The one saving grace of the court's ruling is that it has put a brake on Oli’s dictatorial ambitions. Even when enthroned through legitimate means, rightwing politicos turn towards absolutism. Totalitarianism is the defining characteristic of leftwing extremism. Leaders like Oli with fluid ideology prefer authoritarian ways of entrenching themselves in power.
Sharma Oli has been pushing the pedal to the floor as the needle of the legitimacy gauge moved from the green of democracy through the yellow of the fundamental freedoms at risk towards the red zone of an executive authority unfettered by the moderating influence of the legislature. Having packed constitutional bodies with his personal loyalists, he was heading towards lifelong employment as a 'Dear Leader' of Nepal under the pretext of political stability.
The pyrrhic victory of democracy, however, has ended up restoring judicial supremacy in place of the sovereignty of the Parliament in the country. When lawmakers meet on March 7, 2021, they will have to accept that they owe their remaining tenure to the Constitutional Bench of the apex court rather than to their constituents.
It has been repeatedly shown that when politicos choose to play dicey games, the permanent establishments of the country always wins. King Mahendra played with ambitious leaders without adequate political base inside Nepali Congress to oust the party with a two-thirds majority in the parliament from power. The rift in the party ensured the collapse of the first majority government after the restoration of democracy in 1990, which rehabilitated discredited relics of the Panchayat regime in the mainstream.

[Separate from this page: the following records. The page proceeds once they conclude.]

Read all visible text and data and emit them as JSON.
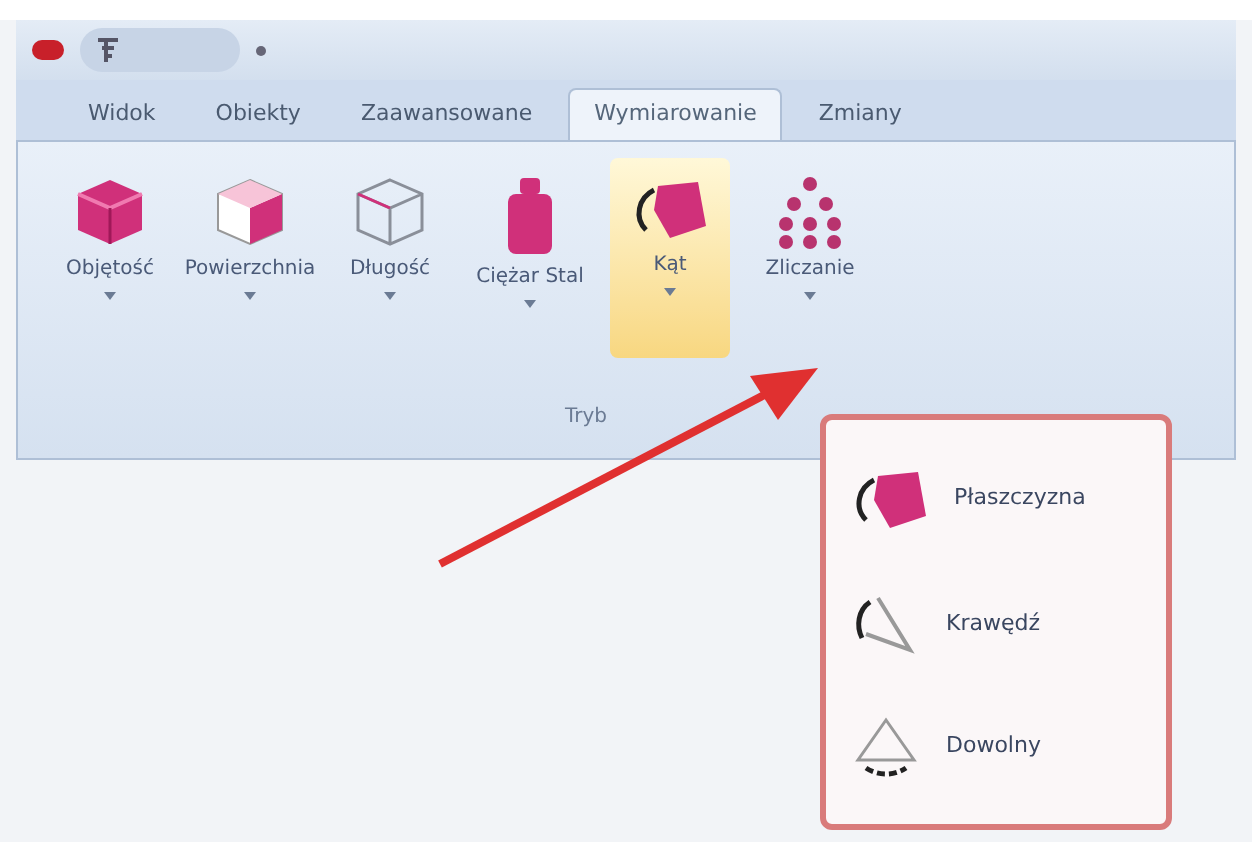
{
  "tabs": [
    {
      "label": "Widok",
      "selected": false
    },
    {
      "label": "Obiekty",
      "selected": false
    },
    {
      "label": "Zaawansowane",
      "selected": false
    },
    {
      "label": "Wymiarowanie",
      "selected": true
    },
    {
      "label": "Zmiany",
      "selected": false
    }
  ],
  "ribbon": {
    "buttons": [
      {
        "label": "Objętość",
        "kind": "solid-cube",
        "highlighted": false
      },
      {
        "label": "Powierzchnia",
        "kind": "face-cube",
        "highlighted": false
      },
      {
        "label": "Długość",
        "kind": "wire-cube",
        "highlighted": false
      },
      {
        "label": "Ciężar Stal",
        "kind": "weight",
        "highlighted": false
      },
      {
        "label": "Kąt",
        "kind": "angle",
        "highlighted": true
      },
      {
        "label": "Zliczanie",
        "kind": "dots",
        "highlighted": false
      }
    ],
    "group_label": "Tryb"
  },
  "menu": {
    "items": [
      {
        "label": "Płaszczyzna",
        "kind": "angle"
      },
      {
        "label": "Krawędź",
        "kind": "edge"
      },
      {
        "label": "Dowolny",
        "kind": "free"
      }
    ]
  }
}
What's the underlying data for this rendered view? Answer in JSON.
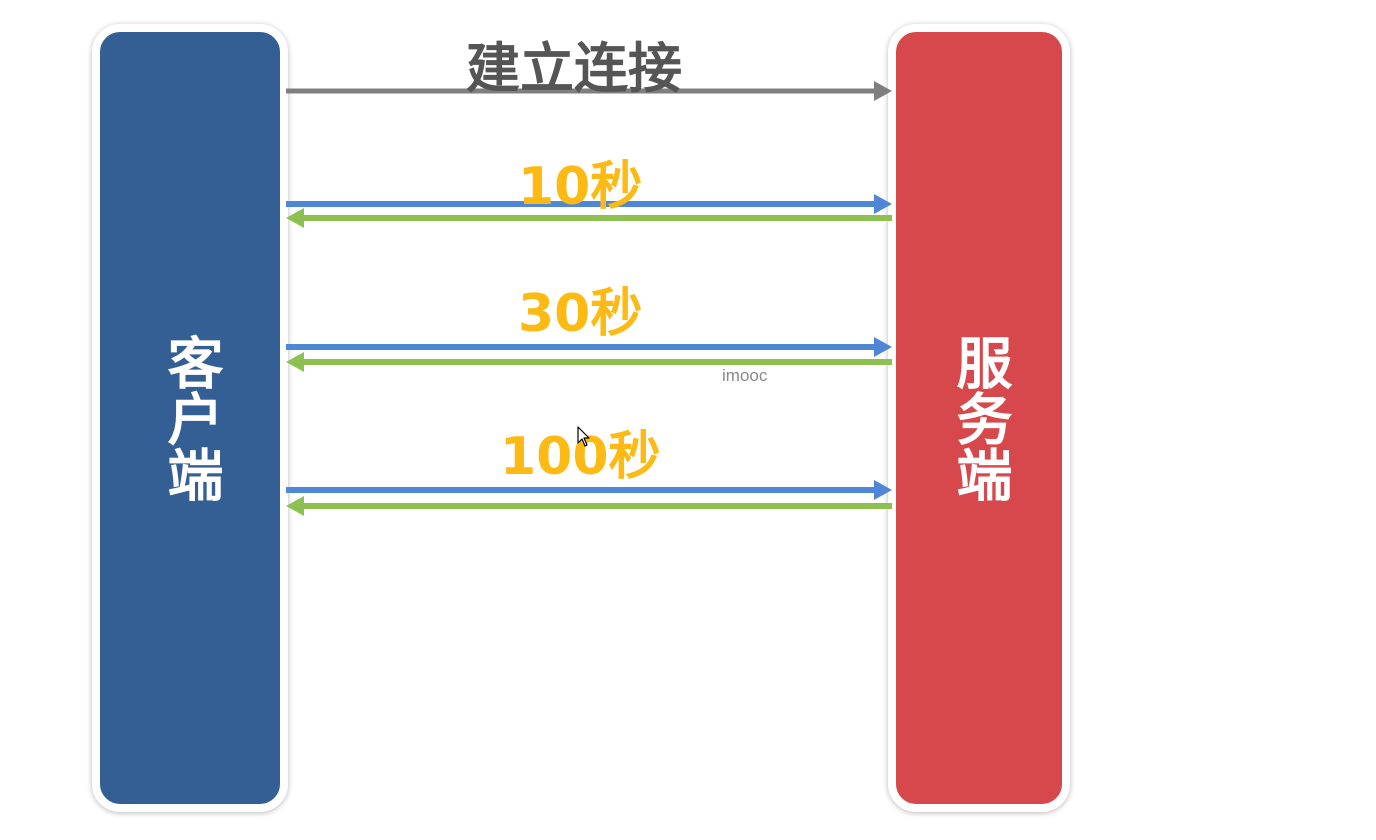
{
  "client": {
    "label": "客户端",
    "color": "#345f95"
  },
  "server": {
    "label": "服务端",
    "color": "#d6484b"
  },
  "connection": {
    "label": "建立连接",
    "color": "#7f7f7f"
  },
  "intervals": [
    {
      "label": "10秒"
    },
    {
      "label": "30秒"
    },
    {
      "label": "100秒"
    }
  ],
  "colors": {
    "request_arrow": "#4f86d6",
    "response_arrow": "#8cc152",
    "interval_text": "#fdb914"
  },
  "watermark": "imooc",
  "icons": {
    "cursor": "mouse-pointer-icon"
  }
}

In the post-1990 period, the tradition of judicial supremacy began when the leading drafter of the constitution agreed to become its principal interpreter as the Chief Justice of the Supreme Court and restored a duly dissolved parliament in the name of political stability. When the constitution says what the judges decide it says, it loses its dynamism. Touted as one of the best constitutions in the world, the statute of 1990 didn't survive the trial and tribulations of law courts.
When then-chief justice Khil Raj Regmi ruled that the term of Constituent Assembly couldn't be further extended and then went on to assume the responsibility of the chair of the interim election council a few months later, the interim constitution of 2007 died a painful death. The country once again went under the control of the permanent establishment.
The Indian constitution aims to chart a middle course between the doctrine of parliamentary sovereignty prevalent in Britain and the principle of judicial supremacy existing in the US. With the creation of a powerful judicial council and the vetting by parliamentary hearing, Nepal wanted to be even more careful in ensuring popular constitutionalism. The meandering path has turned out to be a middling one at best.
For every action, there is an equal and opposite reaction. If the restored parliament fails to oust Sharma Oli, perhaps the legislature will receive the axe once again and the judiciary will be his subsequent target. The court verdict is a mere respite. The cure of constitutional disease has to be found in politics.